Below are some entries. Output each one exactly as it appears.

**** RECORDS SHOWN

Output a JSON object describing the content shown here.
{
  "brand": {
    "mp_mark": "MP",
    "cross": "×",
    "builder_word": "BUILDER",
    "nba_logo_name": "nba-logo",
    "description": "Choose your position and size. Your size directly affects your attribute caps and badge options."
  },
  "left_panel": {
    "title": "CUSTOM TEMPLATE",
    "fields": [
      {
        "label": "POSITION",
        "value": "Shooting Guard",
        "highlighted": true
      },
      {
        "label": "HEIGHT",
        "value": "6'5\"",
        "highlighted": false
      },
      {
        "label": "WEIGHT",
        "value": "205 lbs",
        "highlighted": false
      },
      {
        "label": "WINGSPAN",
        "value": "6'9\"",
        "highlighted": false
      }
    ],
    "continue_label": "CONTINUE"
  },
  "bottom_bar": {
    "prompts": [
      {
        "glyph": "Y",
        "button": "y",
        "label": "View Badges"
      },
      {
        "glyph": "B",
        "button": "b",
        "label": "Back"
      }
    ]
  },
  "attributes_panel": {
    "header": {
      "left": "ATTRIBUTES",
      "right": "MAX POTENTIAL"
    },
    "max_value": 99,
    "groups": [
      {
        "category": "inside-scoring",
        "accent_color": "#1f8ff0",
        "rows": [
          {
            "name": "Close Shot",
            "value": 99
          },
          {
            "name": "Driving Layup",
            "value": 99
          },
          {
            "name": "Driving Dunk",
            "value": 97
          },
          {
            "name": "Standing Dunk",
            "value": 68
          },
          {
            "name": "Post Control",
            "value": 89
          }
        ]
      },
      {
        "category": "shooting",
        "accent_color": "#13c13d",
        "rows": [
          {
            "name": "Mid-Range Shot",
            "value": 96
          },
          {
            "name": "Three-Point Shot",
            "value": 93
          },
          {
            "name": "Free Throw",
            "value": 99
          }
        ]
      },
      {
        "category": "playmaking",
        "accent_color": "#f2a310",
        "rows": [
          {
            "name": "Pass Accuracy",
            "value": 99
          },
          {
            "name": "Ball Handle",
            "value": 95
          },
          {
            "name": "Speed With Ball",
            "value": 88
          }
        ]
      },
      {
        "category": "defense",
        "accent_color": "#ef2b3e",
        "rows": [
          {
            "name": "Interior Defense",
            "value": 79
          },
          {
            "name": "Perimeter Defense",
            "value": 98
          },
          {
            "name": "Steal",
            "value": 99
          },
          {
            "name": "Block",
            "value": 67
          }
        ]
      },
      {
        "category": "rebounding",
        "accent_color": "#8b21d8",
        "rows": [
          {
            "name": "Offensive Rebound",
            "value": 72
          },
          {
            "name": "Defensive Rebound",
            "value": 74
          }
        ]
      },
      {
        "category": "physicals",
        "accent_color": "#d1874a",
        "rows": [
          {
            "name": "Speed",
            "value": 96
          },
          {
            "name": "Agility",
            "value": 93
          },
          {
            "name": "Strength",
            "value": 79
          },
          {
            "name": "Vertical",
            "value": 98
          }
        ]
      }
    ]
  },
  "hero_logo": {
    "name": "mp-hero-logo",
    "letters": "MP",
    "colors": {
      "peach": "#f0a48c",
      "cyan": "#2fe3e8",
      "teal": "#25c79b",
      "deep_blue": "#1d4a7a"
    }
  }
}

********

* **OUTPUT FOR THIS TASK**
Output a JSON object describing the content shown here.
{
  "brand": {
    "mp_mark": "MP",
    "cross": "×",
    "builder_word": "BUILDER",
    "nba_logo_name": "nba-logo",
    "description": "Choose your position and size. Your size directly affects your attribute caps and badge options."
  },
  "left_panel": {
    "title": "CUSTOM TEMPLATE",
    "fields": [
      {
        "label": "POSITION",
        "value": "Shooting Guard",
        "highlighted": true
      },
      {
        "label": "HEIGHT",
        "value": "6'5\"",
        "highlighted": false
      },
      {
        "label": "WEIGHT",
        "value": "205 lbs",
        "highlighted": false
      },
      {
        "label": "WINGSPAN",
        "value": "6'9\"",
        "highlighted": false
      }
    ],
    "continue_label": "CONTINUE"
  },
  "bottom_bar": {
    "prompts": [
      {
        "glyph": "Y",
        "button": "y",
        "label": "View Badges"
      },
      {
        "glyph": "B",
        "button": "b",
        "label": "Back"
      }
    ]
  },
  "attributes_panel": {
    "header": {
      "left": "ATTRIBUTES",
      "right": "MAX POTENTIAL"
    },
    "max_value": 99,
    "groups": [
      {
        "category": "inside-scoring",
        "accent_color": "#1f8ff0",
        "rows": [
          {
            "name": "Close Shot",
            "value": 99
          },
          {
            "name": "Driving Layup",
            "value": 99
          },
          {
            "name": "Driving Dunk",
            "value": 97
          },
          {
            "name": "Standing Dunk",
            "value": 68
          },
          {
            "name": "Post Control",
            "value": 89
          }
        ]
      },
      {
        "category": "shooting",
        "accent_color": "#13c13d",
        "rows": [
          {
            "name": "Mid-Range Shot",
            "value": 96
          },
          {
            "name": "Three-Point Shot",
            "value": 93
          },
          {
            "name": "Free Throw",
            "value": 99
          }
        ]
      },
      {
        "category": "playmaking",
        "accent_color": "#f2a310",
        "rows": [
          {
            "name": "Pass Accuracy",
            "value": 99
          },
          {
            "name": "Ball Handle",
            "value": 95
          },
          {
            "name": "Speed With Ball",
            "value": 88
          }
        ]
      },
      {
        "category": "defense",
        "accent_color": "#ef2b3e",
        "rows": [
          {
            "name": "Interior Defense",
            "value": 79
          },
          {
            "name": "Perimeter Defense",
            "value": 98
          },
          {
            "name": "Steal",
            "value": 99
          },
          {
            "name": "Block",
            "value": 67
          }
        ]
      },
      {
        "category": "rebounding",
        "accent_color": "#8b21d8",
        "rows": [
          {
            "name": "Offensive Rebound",
            "value": 72
          },
          {
            "name": "Defensive Rebound",
            "value": 74
          }
        ]
      },
      {
        "category": "physicals",
        "accent_color": "#d1874a",
        "rows": [
          {
            "name": "Speed",
            "value": 96
          },
          {
            "name": "Agility",
            "value": 93
          },
          {
            "name": "Strength",
            "value": 79
          },
          {
            "name": "Vertical",
            "value": 98
          }
        ]
      }
    ]
  },
  "hero_logo": {
    "name": "mp-hero-logo",
    "letters": "MP",
    "colors": {
      "peach": "#f0a48c",
      "cyan": "#2fe3e8",
      "teal": "#25c79b",
      "deep_blue": "#1d4a7a"
    }
  }
}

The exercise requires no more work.